#### [AIM OF THE EXERCISE]
Look through the material that follows and show every line with the string "data".

---------- AVAILABLE RECORDS ----------

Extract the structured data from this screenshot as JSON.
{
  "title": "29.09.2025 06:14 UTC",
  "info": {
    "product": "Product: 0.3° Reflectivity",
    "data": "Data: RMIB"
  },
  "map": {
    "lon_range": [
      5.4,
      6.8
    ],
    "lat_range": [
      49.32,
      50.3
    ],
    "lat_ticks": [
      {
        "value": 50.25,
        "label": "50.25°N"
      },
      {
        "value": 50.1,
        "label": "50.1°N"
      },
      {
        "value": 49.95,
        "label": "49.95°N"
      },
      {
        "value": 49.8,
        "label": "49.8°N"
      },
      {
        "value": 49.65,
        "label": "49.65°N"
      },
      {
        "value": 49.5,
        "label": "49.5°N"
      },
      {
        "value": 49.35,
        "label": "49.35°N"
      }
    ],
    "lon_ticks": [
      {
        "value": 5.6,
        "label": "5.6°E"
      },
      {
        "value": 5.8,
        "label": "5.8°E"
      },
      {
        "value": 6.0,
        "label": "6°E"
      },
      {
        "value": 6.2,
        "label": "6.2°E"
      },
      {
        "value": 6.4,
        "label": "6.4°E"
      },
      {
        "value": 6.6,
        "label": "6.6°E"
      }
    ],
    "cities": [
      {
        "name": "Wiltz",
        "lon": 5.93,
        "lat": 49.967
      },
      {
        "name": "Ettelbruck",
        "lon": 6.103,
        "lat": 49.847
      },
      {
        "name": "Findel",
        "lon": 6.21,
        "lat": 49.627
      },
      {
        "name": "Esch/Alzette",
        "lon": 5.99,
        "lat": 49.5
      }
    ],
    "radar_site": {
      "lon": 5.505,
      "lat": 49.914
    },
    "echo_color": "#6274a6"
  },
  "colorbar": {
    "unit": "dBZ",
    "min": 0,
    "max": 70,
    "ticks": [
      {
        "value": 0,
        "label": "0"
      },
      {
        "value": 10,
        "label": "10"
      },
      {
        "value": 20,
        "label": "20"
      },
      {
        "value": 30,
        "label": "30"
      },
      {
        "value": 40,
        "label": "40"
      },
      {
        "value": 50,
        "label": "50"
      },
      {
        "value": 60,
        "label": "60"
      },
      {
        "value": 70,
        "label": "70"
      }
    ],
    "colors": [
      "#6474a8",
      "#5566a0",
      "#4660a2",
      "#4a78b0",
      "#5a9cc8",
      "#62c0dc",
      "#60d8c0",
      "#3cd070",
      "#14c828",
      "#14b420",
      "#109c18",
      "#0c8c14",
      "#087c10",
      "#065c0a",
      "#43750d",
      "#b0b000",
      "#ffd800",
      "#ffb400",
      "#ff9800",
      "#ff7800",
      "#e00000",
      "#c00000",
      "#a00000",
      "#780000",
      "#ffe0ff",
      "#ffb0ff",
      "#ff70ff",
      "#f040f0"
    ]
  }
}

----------

#### [EXERCISE SOLUTION]
Extract the structured data from this screenshot as JSON.
    "data": "Data: RMIB"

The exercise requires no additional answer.